Regulations require customers to hold various state approvals before they can be on the CloudFlare China network, though CloudFlare and its partner handle that and have found a way to streamline the process it can still be time-consuming. So if you want in, time is of the essence.
“We’ve been identifying existing customers that care about the Chinese market [as launch partners]. Any others interested in being part of this beta should contact us sooner rather than later,” Prince said.
CloudFlare has sales offices in Japan and Sydney but its next phase in Asia will be the opening of a regional office. Prince said the initial plan was to base that in Singapore, but the company’s recent experiences supporting a pro-democracy site in Hong Kong have caused it to rethink that assumption and consider an office in Hong Kong instead.
‘Awe-Inspiring’ Experience In Hong Kong

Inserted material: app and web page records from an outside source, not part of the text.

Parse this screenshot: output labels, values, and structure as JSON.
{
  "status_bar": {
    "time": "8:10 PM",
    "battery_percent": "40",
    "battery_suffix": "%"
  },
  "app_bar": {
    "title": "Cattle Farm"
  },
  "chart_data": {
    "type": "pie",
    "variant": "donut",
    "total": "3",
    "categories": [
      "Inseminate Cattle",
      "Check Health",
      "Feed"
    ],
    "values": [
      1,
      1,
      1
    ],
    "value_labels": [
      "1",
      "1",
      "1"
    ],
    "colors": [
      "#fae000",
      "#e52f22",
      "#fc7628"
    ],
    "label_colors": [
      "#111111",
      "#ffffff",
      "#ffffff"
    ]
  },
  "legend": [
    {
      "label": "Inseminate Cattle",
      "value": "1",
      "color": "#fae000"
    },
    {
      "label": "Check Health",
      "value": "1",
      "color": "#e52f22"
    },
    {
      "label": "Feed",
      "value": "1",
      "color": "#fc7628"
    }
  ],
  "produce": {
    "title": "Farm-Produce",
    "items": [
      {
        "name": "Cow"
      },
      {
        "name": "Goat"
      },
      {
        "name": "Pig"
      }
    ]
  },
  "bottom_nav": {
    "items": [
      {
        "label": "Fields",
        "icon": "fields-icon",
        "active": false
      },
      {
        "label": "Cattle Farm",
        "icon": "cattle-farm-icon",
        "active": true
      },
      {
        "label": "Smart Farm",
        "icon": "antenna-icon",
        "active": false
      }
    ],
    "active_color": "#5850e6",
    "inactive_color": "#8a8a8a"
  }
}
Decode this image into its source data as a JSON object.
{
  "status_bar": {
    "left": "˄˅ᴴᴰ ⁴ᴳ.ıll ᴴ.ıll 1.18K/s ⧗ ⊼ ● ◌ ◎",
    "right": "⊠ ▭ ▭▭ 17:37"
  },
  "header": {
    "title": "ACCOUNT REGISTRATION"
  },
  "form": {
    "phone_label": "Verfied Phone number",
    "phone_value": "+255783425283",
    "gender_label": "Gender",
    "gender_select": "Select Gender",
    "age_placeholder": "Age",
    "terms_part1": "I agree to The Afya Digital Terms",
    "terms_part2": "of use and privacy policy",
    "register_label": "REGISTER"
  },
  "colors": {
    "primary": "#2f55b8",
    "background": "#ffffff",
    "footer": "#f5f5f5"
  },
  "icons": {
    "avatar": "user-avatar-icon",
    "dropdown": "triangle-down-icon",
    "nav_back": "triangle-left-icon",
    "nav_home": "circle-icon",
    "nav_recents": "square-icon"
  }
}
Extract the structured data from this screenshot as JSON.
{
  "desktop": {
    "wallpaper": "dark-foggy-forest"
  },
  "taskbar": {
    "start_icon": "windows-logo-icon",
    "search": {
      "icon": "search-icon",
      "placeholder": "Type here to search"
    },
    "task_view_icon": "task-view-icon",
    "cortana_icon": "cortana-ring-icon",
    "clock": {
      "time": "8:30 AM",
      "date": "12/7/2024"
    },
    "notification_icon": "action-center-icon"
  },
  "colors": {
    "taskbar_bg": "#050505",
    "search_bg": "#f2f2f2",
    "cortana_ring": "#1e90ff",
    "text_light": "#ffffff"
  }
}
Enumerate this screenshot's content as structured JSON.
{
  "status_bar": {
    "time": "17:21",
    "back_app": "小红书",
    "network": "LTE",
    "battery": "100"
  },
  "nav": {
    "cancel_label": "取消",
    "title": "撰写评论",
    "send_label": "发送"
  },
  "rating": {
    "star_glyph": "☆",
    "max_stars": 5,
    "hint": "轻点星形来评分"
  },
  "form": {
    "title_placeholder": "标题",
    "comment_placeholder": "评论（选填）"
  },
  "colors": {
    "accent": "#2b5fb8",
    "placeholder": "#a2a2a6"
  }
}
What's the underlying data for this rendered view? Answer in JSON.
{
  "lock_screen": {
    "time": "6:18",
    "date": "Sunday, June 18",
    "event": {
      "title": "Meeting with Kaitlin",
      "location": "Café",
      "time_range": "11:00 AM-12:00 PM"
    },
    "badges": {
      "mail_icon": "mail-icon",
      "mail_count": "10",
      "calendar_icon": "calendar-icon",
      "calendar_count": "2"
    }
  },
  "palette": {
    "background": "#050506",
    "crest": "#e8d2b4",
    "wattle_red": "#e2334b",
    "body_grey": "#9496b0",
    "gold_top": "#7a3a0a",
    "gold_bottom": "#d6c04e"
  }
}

Through its Project Galileo initiative — which offers support to “public interest websites that cover political or artistic content” and may be vulnerable to cyber attacks — CloudFlare worked with PopVote, an unofficial referendum voting site in Hong Kong, this summer.
In the lead up to and during its vote, the site battled huge DDoS attacks.
“The voting started at 9pm, but by 6pm we were seeing some of the largest attacks we’ve ever witnessed. It was very sophisticated — it felt like a team of very smart hackers was on the other side. Our team worked around the clock to ensure the site would stay online. All one million votes were handled by the system which was behind CloudFlare’s infrastructure,” he explained.
Hong Kong’s democracy protest took off after the referendum, with many citizens occupying parts of the city in protest at their belief that China reversed a promise to grant them universal suffrage.
CloudFlare continues to work with PopVote, and it has other customers in the pro-democracy space in Hong Kong, but Prince admitted that going into the project he had no idea that it would be so demanding. In addition, CloudFlare’s efforts during the vote — which were reported with negativity by pro-Beijing media in Hong Kong — came at a tricky time when it was dealing with prospective Chinese partners and regulations to bring its service to the mainland.
Yet, Prince said the experience was an “awe-inspiring” one that created a special bond between CloudFlare and Hong Kong — to the point that Prince himself gets stopped and thanked by citizens when walking the city-state’s streets wearing a CloudFlare t-shirt.
Prince also recalled that CloudFlare received more than 1,000 inbound applications for jobs from people based in Hong Kong and, beyond the emotion of the experience, he believes that helming the company’s Asia presence in Hong Kong could provide excellent access to talent.
The decision on location is still to be finalized, but CloudFlare plans to open its Asia office in the first half of 2015.
No IPO Plans Yet
As for the longer term future of the company, Prince is candid about potential exits.
“We’re not in the camp of no [IPO], but we’re also not in camp of building for such an exit. There’s no pressure to be public, and I can’t imagine that we’d do it in 2015 — 2016 is earliest we’d consider, but my hunch is that it will be longer than that,” he revealed.
He claimed that CloudFlare is already profitable on a GAAP basis, and that it still has its most recent $50 million funding round from 2013 in the bank.
“We’re in a pretty good place to choose our own destiny, it would be awfully expensive for someone to buy us,” he remarked, helpfully suggesting that one signal to watch for is new hires.
“We have a four person board, so when you see us build out our board that means we’re on that path — but there’s no rush.”